* [Description of the task]
A verbatim copy of the records below, pictures omitted, is the task.

[Records excerpted from a collection]
——————
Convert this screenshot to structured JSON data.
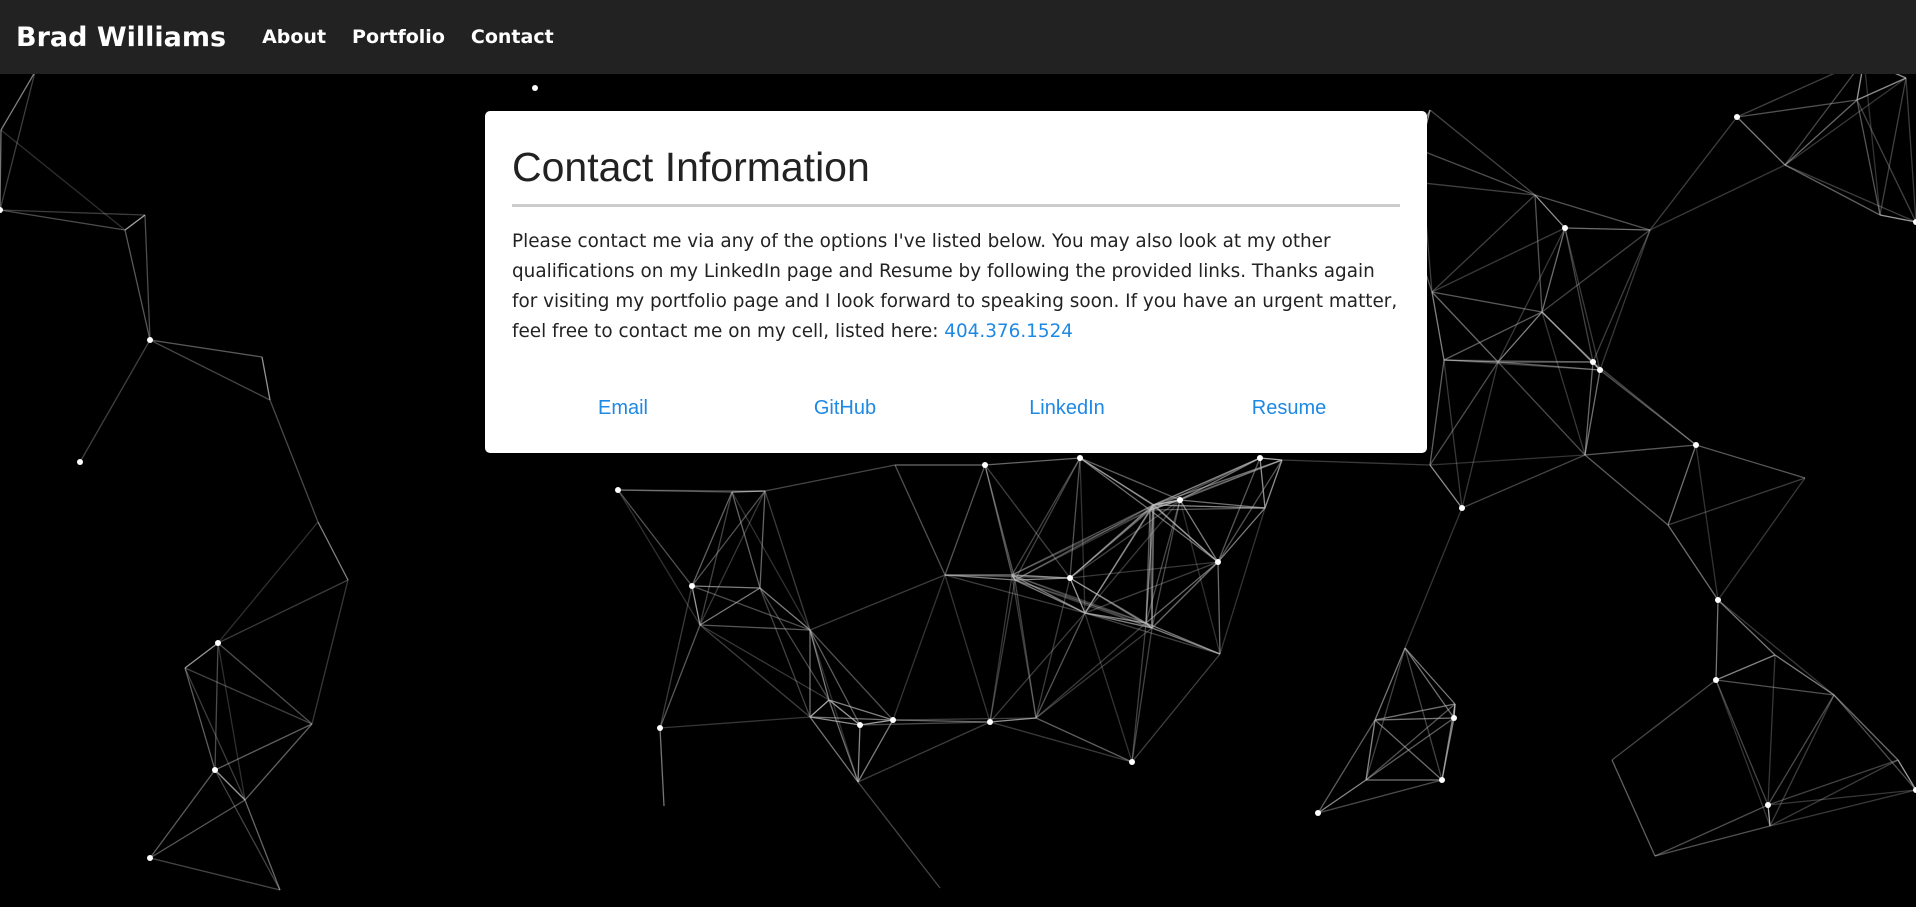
{
  "nav": {
    "brand": "Brad Williams",
    "items": [
      {
        "label": "About"
      },
      {
        "label": "Portfolio"
      },
      {
        "label": "Contact"
      }
    ]
  },
  "contact": {
    "title": "Contact Information",
    "body": "Please contact me via any of the options I've listed below. You may also look at my other qualifications on my LinkedIn page and Resume by following the provided links. Thanks again for visiting my portfolio page and I look forward to speaking soon. If you have an urgent matter, feel free to contact me on my cell, listed here: ",
    "phone": "404.376.1524",
    "links": [
      {
        "label": "Email"
      },
      {
        "label": "GitHub"
      },
      {
        "label": "LinkedIn"
      },
      {
        "label": "Resume"
      }
    ]
  },
  "colors": {
    "navbar": "#222222",
    "background": "#000000",
    "link": "#1e88e5",
    "network_lines": "#bbbbbb"
  }
}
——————
* [Task answer]
Convert this screenshot to structured JSON data.
{
  "nav": {
    "brand": "Brad Williams",
    "items": [
      {
        "label": "About"
      },
      {
        "label": "Portfolio"
      },
      {
        "label": "Contact"
      }
    ]
  },
  "contact": {
    "title": "Contact Information",
    "body": "Please contact me via any of the options I've listed below. You may also look at my other qualifications on my LinkedIn page and Resume by following the provided links. Thanks again for visiting my portfolio page and I look forward to speaking soon. If you have an urgent matter, feel free to contact me on my cell, listed here: ",
    "phone": "404.376.1524",
    "links": [
      {
        "label": "Email"
      },
      {
        "label": "GitHub"
      },
      {
        "label": "LinkedIn"
      },
      {
        "label": "Resume"
      }
    ]
  },
  "colors": {
    "navbar": "#222222",
    "background": "#000000",
    "link": "#1e88e5",
    "network_lines": "#bbbbbb"
  }
}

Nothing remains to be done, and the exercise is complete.